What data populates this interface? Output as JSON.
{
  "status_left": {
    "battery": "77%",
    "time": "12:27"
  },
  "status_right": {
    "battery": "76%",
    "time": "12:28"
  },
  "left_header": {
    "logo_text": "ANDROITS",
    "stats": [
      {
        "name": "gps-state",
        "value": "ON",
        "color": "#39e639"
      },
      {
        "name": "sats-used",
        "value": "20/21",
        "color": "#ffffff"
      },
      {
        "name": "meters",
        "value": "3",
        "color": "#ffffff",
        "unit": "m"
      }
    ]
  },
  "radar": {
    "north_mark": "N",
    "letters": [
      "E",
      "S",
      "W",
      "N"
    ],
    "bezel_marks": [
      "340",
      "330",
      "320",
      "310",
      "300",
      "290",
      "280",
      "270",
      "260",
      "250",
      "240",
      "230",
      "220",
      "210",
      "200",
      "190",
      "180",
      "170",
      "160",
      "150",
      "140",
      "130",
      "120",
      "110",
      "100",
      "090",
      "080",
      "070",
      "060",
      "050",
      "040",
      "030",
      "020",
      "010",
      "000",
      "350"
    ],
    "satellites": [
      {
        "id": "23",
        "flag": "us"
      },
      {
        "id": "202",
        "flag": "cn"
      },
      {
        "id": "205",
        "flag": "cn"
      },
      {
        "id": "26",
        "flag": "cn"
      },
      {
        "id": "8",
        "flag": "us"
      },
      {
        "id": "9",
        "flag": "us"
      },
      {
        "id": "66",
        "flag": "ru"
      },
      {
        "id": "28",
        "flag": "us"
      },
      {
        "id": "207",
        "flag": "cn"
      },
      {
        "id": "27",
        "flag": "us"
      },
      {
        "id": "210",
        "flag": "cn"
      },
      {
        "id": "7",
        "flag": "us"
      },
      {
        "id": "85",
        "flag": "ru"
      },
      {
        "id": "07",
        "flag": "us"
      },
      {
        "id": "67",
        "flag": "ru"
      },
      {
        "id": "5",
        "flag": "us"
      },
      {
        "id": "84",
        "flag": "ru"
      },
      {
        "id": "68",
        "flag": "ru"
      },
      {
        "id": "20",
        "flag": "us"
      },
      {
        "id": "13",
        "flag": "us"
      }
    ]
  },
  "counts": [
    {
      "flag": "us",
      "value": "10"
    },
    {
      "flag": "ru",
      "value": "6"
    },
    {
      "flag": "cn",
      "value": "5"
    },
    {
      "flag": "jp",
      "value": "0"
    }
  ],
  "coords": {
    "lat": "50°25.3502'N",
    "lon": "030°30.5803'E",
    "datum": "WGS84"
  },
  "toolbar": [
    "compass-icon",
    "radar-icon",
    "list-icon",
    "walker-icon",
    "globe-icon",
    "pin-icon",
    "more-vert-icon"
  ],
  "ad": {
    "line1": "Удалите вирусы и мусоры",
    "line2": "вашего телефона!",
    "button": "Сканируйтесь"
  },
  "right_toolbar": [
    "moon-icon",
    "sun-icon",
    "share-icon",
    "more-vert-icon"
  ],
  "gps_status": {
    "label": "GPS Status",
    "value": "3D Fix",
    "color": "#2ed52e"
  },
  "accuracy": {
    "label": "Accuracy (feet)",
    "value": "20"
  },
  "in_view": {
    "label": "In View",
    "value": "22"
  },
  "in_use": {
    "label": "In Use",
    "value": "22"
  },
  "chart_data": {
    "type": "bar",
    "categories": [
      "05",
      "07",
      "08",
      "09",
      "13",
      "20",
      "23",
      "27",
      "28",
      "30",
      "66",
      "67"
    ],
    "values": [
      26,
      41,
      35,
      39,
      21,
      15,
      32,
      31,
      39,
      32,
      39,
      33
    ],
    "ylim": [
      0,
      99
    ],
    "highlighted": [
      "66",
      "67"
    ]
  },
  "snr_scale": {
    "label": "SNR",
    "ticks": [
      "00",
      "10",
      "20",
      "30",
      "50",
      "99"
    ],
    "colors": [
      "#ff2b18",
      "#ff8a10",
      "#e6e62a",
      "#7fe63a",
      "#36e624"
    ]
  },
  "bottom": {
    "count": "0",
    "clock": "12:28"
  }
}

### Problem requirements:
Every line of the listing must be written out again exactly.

### Problem solution:
What data populates this interface? Output as JSON.
{
  "status_left": {
    "battery": "77%",
    "time": "12:27"
  },
  "status_right": {
    "battery": "76%",
    "time": "12:28"
  },
  "left_header": {
    "logo_text": "ANDROITS",
    "stats": [
      {
        "name": "gps-state",
        "value": "ON",
        "color": "#39e639"
      },
      {
        "name": "sats-used",
        "value": "20/21",
        "color": "#ffffff"
      },
      {
        "name": "meters",
        "value": "3",
        "color": "#ffffff",
        "unit": "m"
      }
    ]
  },
  "radar": {
    "north_mark": "N",
    "letters": [
      "E",
      "S",
      "W",
      "N"
    ],
    "bezel_marks": [
      "340",
      "330",
      "320",
      "310",
      "300",
      "290",
      "280",
      "270",
      "260",
      "250",
      "240",
      "230",
      "220",
      "210",
      "200",
      "190",
      "180",
      "170",
      "160",
      "150",
      "140",
      "130",
      "120",
      "110",
      "100",
      "090",
      "080",
      "070",
      "060",
      "050",
      "040",
      "030",
      "020",
      "010",
      "000",
      "350"
    ],
    "satellites": [
      {
        "id": "23",
        "flag": "us"
      },
      {
        "id": "202",
        "flag": "cn"
      },
      {
        "id": "205",
        "flag": "cn"
      },
      {
        "id": "26",
        "flag": "cn"
      },
      {
        "id": "8",
        "flag": "us"
      },
      {
        "id": "9",
        "flag": "us"
      },
      {
        "id": "66",
        "flag": "ru"
      },
      {
        "id": "28",
        "flag": "us"
      },
      {
        "id": "207",
        "flag": "cn"
      },
      {
        "id": "27",
        "flag": "us"
      },
      {
        "id": "210",
        "flag": "cn"
      },
      {
        "id": "7",
        "flag": "us"
      },
      {
        "id": "85",
        "flag": "ru"
      },
      {
        "id": "07",
        "flag": "us"
      },
      {
        "id": "67",
        "flag": "ru"
      },
      {
        "id": "5",
        "flag": "us"
      },
      {
        "id": "84",
        "flag": "ru"
      },
      {
        "id": "68",
        "flag": "ru"
      },
      {
        "id": "20",
        "flag": "us"
      },
      {
        "id": "13",
        "flag": "us"
      }
    ]
  },
  "counts": [
    {
      "flag": "us",
      "value": "10"
    },
    {
      "flag": "ru",
      "value": "6"
    },
    {
      "flag": "cn",
      "value": "5"
    },
    {
      "flag": "jp",
      "value": "0"
    }
  ],
  "coords": {
    "lat": "50°25.3502'N",
    "lon": "030°30.5803'E",
    "datum": "WGS84"
  },
  "toolbar": [
    "compass-icon",
    "radar-icon",
    "list-icon",
    "walker-icon",
    "globe-icon",
    "pin-icon",
    "more-vert-icon"
  ],
  "ad": {
    "line1": "Удалите вирусы и мусоры",
    "line2": "вашего телефона!",
    "button": "Сканируйтесь"
  },
  "right_toolbar": [
    "moon-icon",
    "sun-icon",
    "share-icon",
    "more-vert-icon"
  ],
  "gps_status": {
    "label": "GPS Status",
    "value": "3D Fix",
    "color": "#2ed52e"
  },
  "accuracy": {
    "label": "Accuracy (feet)",
    "value": "20"
  },
  "in_view": {
    "label": "In View",
    "value": "22"
  },
  "in_use": {
    "label": "In Use",
    "value": "22"
  },
  "chart_data": {
    "type": "bar",
    "categories": [
      "05",
      "07",
      "08",
      "09",
      "13",
      "20",
      "23",
      "27",
      "28",
      "30",
      "66",
      "67"
    ],
    "values": [
      26,
      41,
      35,
      39,
      21,
      15,
      32,
      31,
      39,
      32,
      39,
      33
    ],
    "ylim": [
      0,
      99
    ],
    "highlighted": [
      "66",
      "67"
    ]
  },
  "snr_scale": {
    "label": "SNR",
    "ticks": [
      "00",
      "10",
      "20",
      "30",
      "50",
      "99"
    ],
    "colors": [
      "#ff2b18",
      "#ff8a10",
      "#e6e62a",
      "#7fe63a",
      "#36e624"
    ]
  },
  "bottom": {
    "count": "0",
    "clock": "12:28"
  }
}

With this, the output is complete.